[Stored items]
========================
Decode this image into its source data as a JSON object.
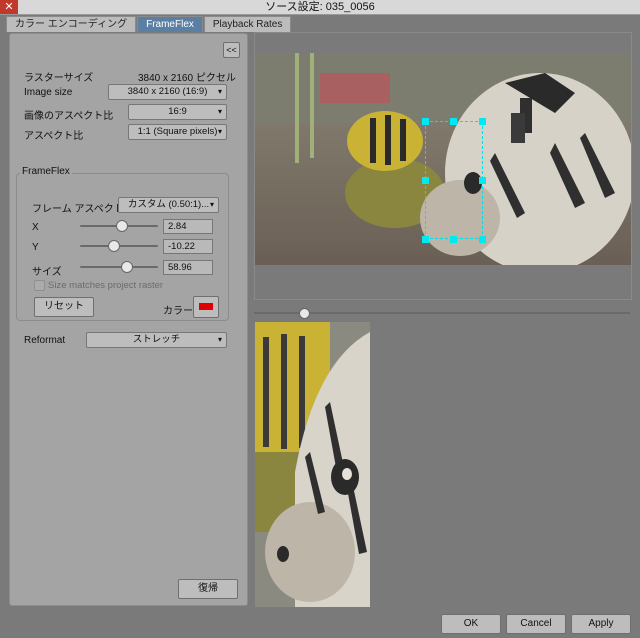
{
  "window": {
    "title": "ソース設定: 035_0056",
    "close_glyph": "✕"
  },
  "tabs": [
    {
      "label": "カラー エンコーディング",
      "active": false
    },
    {
      "label": "FrameFlex",
      "active": true
    },
    {
      "label": "Playback Rates",
      "active": false
    }
  ],
  "panel": {
    "collapse_label": "<<",
    "raster_size_label": "ラスターサイズ",
    "raster_size_value": "3840 x 2160 ピクセル",
    "image_size_label": "Image size",
    "image_size_value": "3840 x 2160 (16:9)",
    "image_aspect_label": "画像のアスペクト比",
    "image_aspect_value": "16:9",
    "aspect_label": "アスペクト比",
    "aspect_value": "1:1 (Square pixels)",
    "frameflex": {
      "group_title": "FrameFlex",
      "frame_aspect_label": "フレーム アスペクト比",
      "frame_aspect_value": "カスタム (0.50:1)...",
      "x_label": "X",
      "x_value": "2.84",
      "x_slider": 0.52,
      "y_label": "Y",
      "y_value": "-10.22",
      "y_slider": 0.42,
      "size_label": "サイズ",
      "size_value": "58.96",
      "size_slider": 0.59,
      "size_matches_label": "Size matches project raster",
      "reset_label": "リセット",
      "color_label": "カラー",
      "color_swatch": "#e00000"
    },
    "reformat_label": "Reformat",
    "reformat_value": "ストレッチ",
    "restore_label": "復帰"
  },
  "preview": {
    "scrub_position": 0.12
  },
  "footer": {
    "ok_label": "OK",
    "cancel_label": "Cancel",
    "apply_label": "Apply"
  },
  "icons": {
    "dropdown": "chevron-down-icon",
    "close": "close-icon"
  }
}
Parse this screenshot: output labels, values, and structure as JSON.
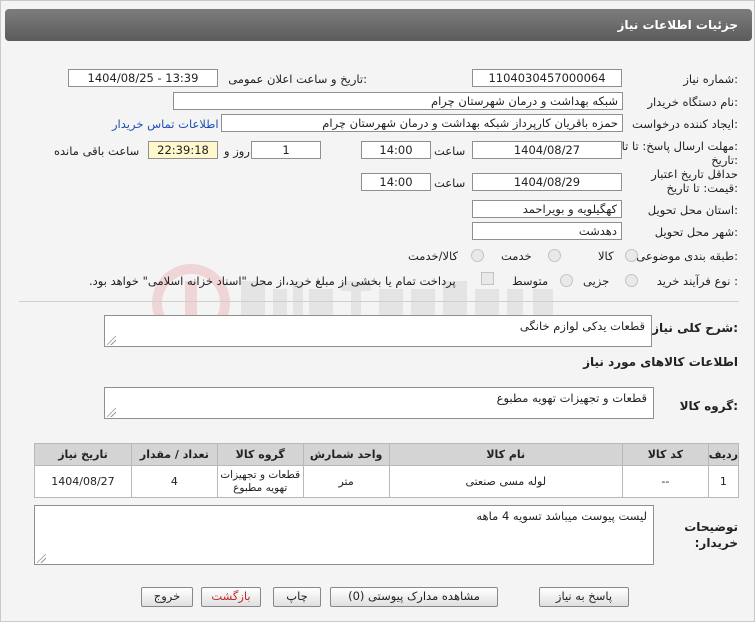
{
  "header": {
    "title": "جزئیات اطلاعات نیاز"
  },
  "form": {
    "need_number_label": "شماره نیاز:",
    "need_number": "1104030457000064",
    "announce_label": "تاریخ و ساعت اعلان عمومی:",
    "announce_value": "1404/08/25 - 13:39",
    "buyer_org_label": "نام دستگاه خریدار:",
    "buyer_org": "شبکه بهداشت و درمان شهرستان چرام",
    "requester_label": "ایجاد کننده درخواست:",
    "requester": "حمزه باقریان کارپرداز شبکه بهداشت و درمان شهرستان چرام",
    "contact_link": "اطلاعات تماس خریدار",
    "reply_deadline_label": "مهلت ارسال پاسخ: تا تاریخ:",
    "reply_date": "1404/08/27",
    "time_label": "ساعت",
    "reply_time": "14:00",
    "days_value": "1",
    "days_label": "روز و",
    "remaining_time": "22:39:18",
    "remaining_label": "ساعت باقی مانده",
    "validity_label": "حداقل تاریخ اعتبار قیمت: تا تاریخ:",
    "validity_date": "1404/08/29",
    "validity_time": "14:00",
    "province_label": "استان محل تحویل:",
    "province": "کهگیلویه و بویراحمد",
    "city_label": "شهر محل تحویل:",
    "city": "دهدشت",
    "category_label": "طبقه بندی موضوعی:",
    "category_options": [
      "کالا",
      "خدمت",
      "کالا/خدمت"
    ],
    "process_label": "نوع فرآیند خرید :",
    "process_options": [
      "جزیی",
      "متوسط"
    ],
    "payment_note": "پرداخت تمام یا بخشی از مبلغ خرید،از محل \"اسناد خزانه اسلامی\" خواهد بود."
  },
  "description": {
    "label": "شرح کلی نیاز:",
    "value": "قطعات یدکی لوازم خانگی"
  },
  "goods": {
    "section_title": "اطلاعات کالاهای مورد نیاز",
    "group_label": "گروه کالا:",
    "group_value": "قطعات و تجهیزات تهویه مطبوع",
    "columns": [
      "ردیف",
      "کد کالا",
      "نام کالا",
      "واحد شمارش",
      "گروه کالا",
      "تعداد / مقدار",
      "تاریخ نیاز"
    ],
    "rows": [
      {
        "row": "1",
        "code": "--",
        "name": "لوله مسی صنعتی",
        "unit": "متر",
        "group": "قطعات و تجهیزات تهویه مطبوع",
        "qty": "4",
        "date": "1404/08/27"
      }
    ]
  },
  "buyer_notes": {
    "label": "توضیحات خریدار:",
    "value": "لیست پیوست میباشد تسویه 4 ماهه"
  },
  "buttons": {
    "reply": "پاسخ به نیاز",
    "attachments": "مشاهده مدارک پیوستی (0)",
    "print": "چاپ",
    "back": "بازگشت",
    "exit": "خروج"
  },
  "colors": {
    "title_bar": "#6b6b6b",
    "link": "#1e4fb5",
    "remaining_bg": "#fff8cc",
    "danger_text": "#c62828"
  }
}
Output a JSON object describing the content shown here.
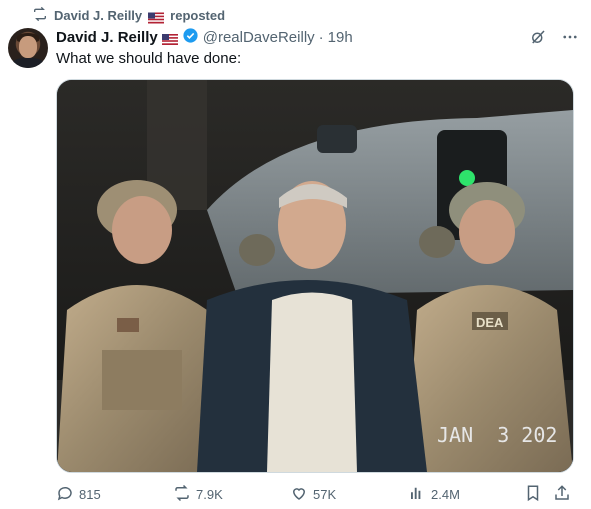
{
  "repost": {
    "label": "David J. Reilly 🇺🇸 reposted",
    "name": "David J. Reilly",
    "suffix": "reposted"
  },
  "tweet": {
    "author_name": "David J. Reilly",
    "handle": "@realDaveReilly",
    "separator": "·",
    "time": "19h",
    "text": "What we should have done:"
  },
  "media": {
    "timestamp_overlay": "JAN  3 202",
    "patch_text": "DEA"
  },
  "actions": {
    "replies": "815",
    "reposts": "7.9K",
    "likes": "57K",
    "views": "2.4M"
  },
  "colors": {
    "secondary_text": "#536471",
    "verified_blue": "#1d9bf0",
    "primary_text": "#0f1419"
  },
  "icons": [
    "repost-icon",
    "us-flag-icon",
    "verified-badge-icon",
    "grok-icon",
    "more-icon",
    "reply-icon",
    "views-icon",
    "bookmark-icon",
    "share-icon"
  ]
}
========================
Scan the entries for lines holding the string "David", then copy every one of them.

- [Exercise response]:
    "label": "David J. Reilly 🇺🇸 reposted",
    "name": "David J. Reilly",
    "author_name": "David J. Reilly",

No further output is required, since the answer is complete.